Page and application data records

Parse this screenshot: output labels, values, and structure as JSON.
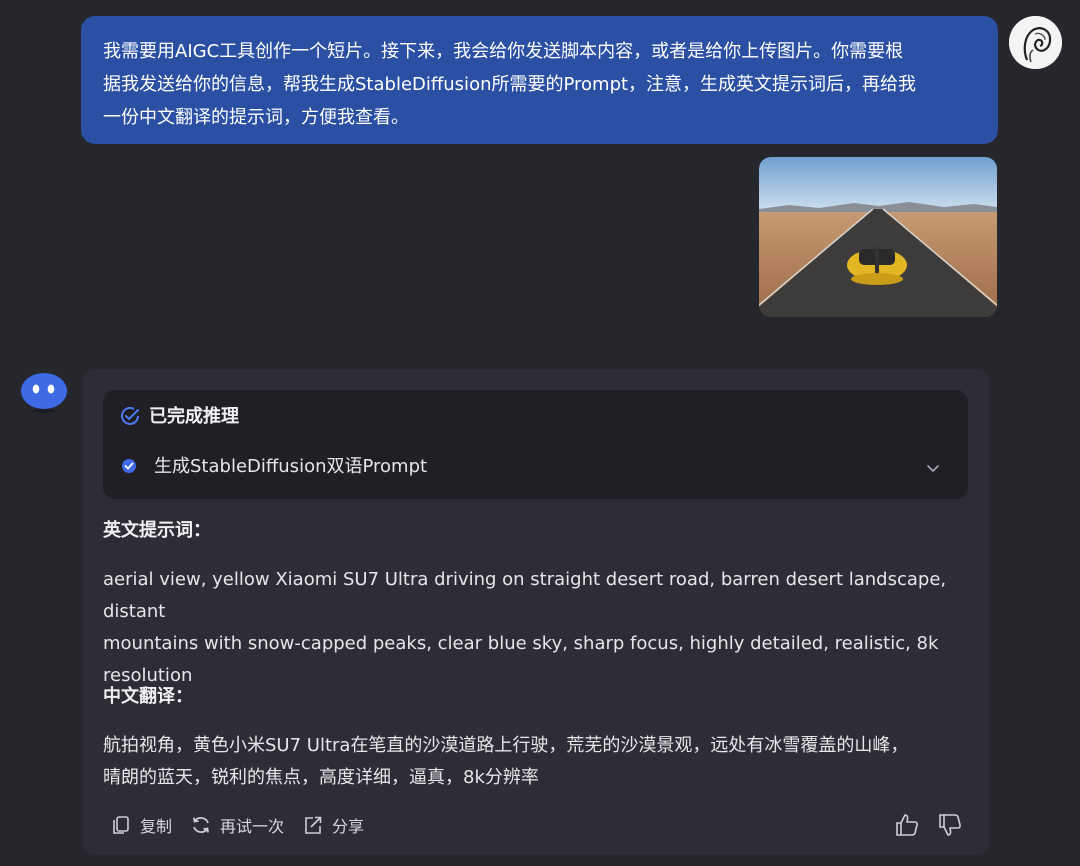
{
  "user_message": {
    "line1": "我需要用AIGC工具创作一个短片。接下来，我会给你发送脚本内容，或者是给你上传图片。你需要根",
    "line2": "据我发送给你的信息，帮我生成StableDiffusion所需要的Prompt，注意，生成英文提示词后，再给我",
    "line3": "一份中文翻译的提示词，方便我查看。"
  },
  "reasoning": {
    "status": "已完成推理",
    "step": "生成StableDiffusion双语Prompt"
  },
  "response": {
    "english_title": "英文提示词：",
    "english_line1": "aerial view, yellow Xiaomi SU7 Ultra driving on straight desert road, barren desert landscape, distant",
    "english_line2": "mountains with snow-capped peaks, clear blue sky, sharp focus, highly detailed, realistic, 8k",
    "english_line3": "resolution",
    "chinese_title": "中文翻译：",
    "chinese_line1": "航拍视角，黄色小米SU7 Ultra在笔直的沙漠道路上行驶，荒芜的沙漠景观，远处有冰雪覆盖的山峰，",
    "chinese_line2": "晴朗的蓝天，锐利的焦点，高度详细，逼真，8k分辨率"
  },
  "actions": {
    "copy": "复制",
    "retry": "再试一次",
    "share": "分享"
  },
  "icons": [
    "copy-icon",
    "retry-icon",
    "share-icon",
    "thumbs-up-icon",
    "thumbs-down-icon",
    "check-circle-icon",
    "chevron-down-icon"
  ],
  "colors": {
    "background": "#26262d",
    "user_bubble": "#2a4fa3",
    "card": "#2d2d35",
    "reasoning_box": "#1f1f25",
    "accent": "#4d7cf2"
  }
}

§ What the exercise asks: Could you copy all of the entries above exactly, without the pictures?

§ Answer section:
Parse this screenshot: output labels, values, and structure as JSON.
{
  "user_message": {
    "line1": "我需要用AIGC工具创作一个短片。接下来，我会给你发送脚本内容，或者是给你上传图片。你需要根",
    "line2": "据我发送给你的信息，帮我生成StableDiffusion所需要的Prompt，注意，生成英文提示词后，再给我",
    "line3": "一份中文翻译的提示词，方便我查看。"
  },
  "reasoning": {
    "status": "已完成推理",
    "step": "生成StableDiffusion双语Prompt"
  },
  "response": {
    "english_title": "英文提示词：",
    "english_line1": "aerial view, yellow Xiaomi SU7 Ultra driving on straight desert road, barren desert landscape, distant",
    "english_line2": "mountains with snow-capped peaks, clear blue sky, sharp focus, highly detailed, realistic, 8k",
    "english_line3": "resolution",
    "chinese_title": "中文翻译：",
    "chinese_line1": "航拍视角，黄色小米SU7 Ultra在笔直的沙漠道路上行驶，荒芜的沙漠景观，远处有冰雪覆盖的山峰，",
    "chinese_line2": "晴朗的蓝天，锐利的焦点，高度详细，逼真，8k分辨率"
  },
  "actions": {
    "copy": "复制",
    "retry": "再试一次",
    "share": "分享"
  },
  "icons": [
    "copy-icon",
    "retry-icon",
    "share-icon",
    "thumbs-up-icon",
    "thumbs-down-icon",
    "check-circle-icon",
    "chevron-down-icon"
  ],
  "colors": {
    "background": "#26262d",
    "user_bubble": "#2a4fa3",
    "card": "#2d2d35",
    "reasoning_box": "#1f1f25",
    "accent": "#4d7cf2"
  }
}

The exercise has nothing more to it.